Exercise data.

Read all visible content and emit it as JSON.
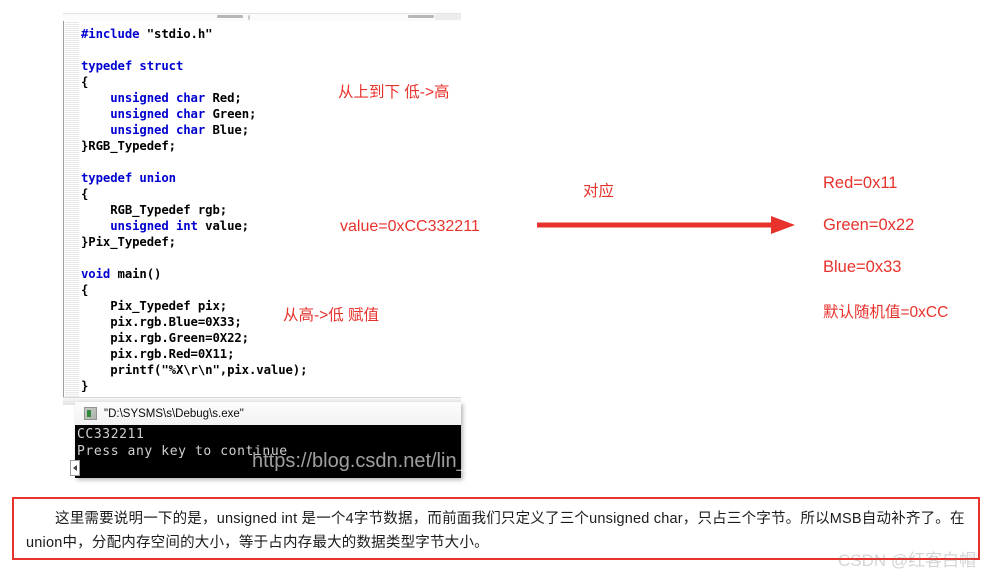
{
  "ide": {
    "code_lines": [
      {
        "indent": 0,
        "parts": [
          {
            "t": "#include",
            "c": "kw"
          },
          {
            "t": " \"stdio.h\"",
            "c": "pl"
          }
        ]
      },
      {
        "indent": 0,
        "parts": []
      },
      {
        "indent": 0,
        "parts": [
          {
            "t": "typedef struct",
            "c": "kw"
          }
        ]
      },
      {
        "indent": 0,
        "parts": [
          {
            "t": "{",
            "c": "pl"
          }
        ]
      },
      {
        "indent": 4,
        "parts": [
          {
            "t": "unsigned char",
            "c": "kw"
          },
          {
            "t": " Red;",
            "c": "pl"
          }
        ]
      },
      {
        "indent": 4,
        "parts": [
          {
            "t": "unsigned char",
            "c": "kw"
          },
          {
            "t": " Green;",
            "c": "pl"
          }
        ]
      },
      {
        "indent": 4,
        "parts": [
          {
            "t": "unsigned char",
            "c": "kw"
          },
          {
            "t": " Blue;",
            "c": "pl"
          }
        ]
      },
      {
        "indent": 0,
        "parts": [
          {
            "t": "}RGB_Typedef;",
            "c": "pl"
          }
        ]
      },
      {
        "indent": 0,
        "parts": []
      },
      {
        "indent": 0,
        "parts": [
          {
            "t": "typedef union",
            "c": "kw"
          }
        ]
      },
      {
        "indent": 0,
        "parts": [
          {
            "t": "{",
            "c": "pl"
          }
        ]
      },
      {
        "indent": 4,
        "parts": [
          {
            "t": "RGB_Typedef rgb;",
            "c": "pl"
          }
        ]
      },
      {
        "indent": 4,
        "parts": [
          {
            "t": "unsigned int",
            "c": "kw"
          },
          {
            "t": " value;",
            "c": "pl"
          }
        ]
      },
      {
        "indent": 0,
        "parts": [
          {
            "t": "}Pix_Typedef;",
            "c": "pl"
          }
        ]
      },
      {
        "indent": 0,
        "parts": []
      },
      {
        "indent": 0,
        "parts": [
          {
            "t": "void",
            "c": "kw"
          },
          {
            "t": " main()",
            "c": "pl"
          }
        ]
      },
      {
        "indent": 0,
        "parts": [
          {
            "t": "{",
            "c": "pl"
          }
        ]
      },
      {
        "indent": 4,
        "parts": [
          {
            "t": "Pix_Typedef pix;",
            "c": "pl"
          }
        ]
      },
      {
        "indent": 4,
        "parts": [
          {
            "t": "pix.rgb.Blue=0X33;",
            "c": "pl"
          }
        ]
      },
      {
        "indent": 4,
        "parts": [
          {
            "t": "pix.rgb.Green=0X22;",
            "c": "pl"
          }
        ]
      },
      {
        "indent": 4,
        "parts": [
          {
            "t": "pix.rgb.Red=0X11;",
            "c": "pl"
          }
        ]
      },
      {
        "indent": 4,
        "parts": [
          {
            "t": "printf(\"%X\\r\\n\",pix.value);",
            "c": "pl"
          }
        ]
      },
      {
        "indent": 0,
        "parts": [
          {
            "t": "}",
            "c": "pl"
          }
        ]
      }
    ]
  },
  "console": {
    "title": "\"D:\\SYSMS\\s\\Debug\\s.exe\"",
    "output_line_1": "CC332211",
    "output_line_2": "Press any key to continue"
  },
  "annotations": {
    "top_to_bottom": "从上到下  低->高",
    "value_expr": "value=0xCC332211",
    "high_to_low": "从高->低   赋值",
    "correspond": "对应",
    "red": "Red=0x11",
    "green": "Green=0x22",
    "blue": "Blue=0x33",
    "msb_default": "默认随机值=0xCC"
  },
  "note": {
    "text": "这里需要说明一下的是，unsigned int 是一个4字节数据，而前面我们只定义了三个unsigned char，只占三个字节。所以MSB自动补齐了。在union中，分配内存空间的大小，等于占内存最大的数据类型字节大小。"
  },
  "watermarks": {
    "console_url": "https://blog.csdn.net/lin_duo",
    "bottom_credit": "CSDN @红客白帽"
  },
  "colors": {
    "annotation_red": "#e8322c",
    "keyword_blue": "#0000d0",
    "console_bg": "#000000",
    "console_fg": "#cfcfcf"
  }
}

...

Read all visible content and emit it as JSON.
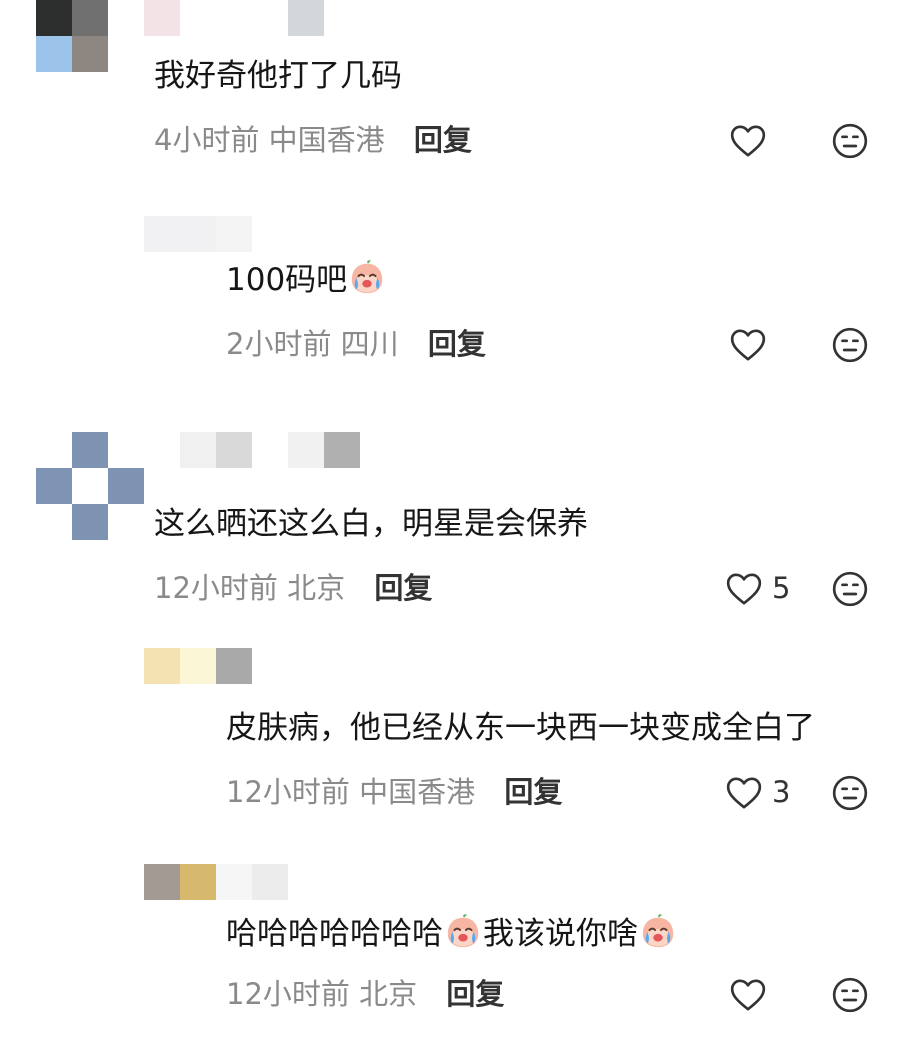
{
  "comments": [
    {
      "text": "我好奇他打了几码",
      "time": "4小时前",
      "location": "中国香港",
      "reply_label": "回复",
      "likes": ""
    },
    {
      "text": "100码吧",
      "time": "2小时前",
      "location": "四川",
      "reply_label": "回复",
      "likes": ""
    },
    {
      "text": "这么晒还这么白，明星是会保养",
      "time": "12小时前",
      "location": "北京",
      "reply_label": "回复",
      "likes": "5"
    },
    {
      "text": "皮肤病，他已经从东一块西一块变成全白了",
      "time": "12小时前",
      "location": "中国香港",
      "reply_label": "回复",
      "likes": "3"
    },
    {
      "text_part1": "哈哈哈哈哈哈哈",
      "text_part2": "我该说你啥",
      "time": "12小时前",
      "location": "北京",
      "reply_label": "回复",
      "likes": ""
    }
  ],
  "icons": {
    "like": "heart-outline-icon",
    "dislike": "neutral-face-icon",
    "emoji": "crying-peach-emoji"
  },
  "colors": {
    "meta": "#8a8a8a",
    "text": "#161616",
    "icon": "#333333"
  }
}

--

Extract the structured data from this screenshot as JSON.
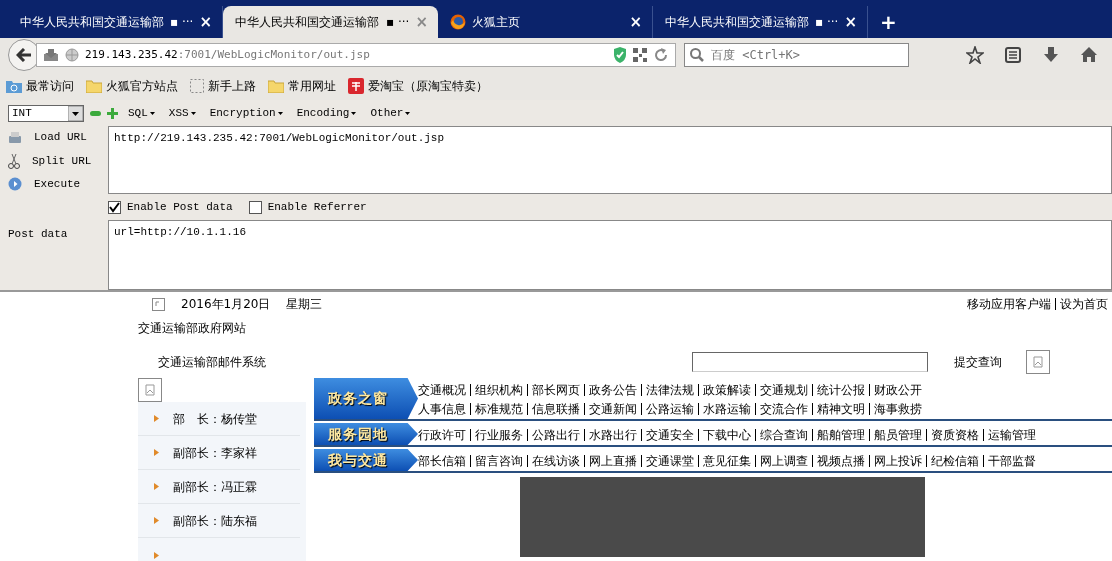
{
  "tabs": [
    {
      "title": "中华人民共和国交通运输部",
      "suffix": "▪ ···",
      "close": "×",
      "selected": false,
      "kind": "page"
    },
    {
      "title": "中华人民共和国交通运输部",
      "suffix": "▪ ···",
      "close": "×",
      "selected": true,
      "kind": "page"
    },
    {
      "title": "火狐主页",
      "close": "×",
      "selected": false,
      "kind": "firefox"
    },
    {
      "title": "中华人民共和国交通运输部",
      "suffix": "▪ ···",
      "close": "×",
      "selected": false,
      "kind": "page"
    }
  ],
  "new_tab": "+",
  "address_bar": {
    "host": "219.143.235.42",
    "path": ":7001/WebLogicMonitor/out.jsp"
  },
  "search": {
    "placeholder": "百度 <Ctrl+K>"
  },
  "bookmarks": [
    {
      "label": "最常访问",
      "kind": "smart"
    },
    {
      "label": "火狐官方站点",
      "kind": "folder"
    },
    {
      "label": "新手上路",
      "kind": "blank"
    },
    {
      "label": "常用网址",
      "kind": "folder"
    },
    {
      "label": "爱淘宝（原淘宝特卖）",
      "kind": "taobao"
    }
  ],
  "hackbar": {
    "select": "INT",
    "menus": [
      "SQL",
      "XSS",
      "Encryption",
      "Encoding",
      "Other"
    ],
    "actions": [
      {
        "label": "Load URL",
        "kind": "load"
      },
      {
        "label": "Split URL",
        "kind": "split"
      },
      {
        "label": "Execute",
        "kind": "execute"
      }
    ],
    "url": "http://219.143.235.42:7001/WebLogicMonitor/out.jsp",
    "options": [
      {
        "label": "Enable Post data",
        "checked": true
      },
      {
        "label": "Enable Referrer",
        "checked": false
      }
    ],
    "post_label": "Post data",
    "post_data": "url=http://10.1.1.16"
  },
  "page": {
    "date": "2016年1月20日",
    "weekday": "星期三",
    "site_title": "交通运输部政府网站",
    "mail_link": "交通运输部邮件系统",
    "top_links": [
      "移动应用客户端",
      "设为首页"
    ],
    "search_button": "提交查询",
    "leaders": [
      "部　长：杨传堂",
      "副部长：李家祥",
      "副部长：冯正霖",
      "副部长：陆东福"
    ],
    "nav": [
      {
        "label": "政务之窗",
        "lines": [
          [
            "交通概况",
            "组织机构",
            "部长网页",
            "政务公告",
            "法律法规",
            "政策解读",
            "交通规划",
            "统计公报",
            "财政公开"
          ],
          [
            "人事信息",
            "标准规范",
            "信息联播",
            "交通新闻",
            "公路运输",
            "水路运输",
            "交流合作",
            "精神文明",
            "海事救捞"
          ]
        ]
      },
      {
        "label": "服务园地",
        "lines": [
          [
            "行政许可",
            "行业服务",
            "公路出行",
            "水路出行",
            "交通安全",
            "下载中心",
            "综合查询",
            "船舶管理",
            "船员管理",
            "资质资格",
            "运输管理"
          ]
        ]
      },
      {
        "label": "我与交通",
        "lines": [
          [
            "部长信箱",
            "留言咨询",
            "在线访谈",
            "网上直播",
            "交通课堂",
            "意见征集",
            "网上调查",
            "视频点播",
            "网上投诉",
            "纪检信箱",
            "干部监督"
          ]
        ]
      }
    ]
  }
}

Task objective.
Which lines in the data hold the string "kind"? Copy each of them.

Solution.
      "kind": "page"
      "kind": "page"
      "kind": "firefox"
      "kind": "page"
      "kind": "smart"
      "kind": "folder"
      "kind": "blank"
      "kind": "folder"
      "kind": "taobao"
        "kind": "load"
        "kind": "split"
        "kind": "execute"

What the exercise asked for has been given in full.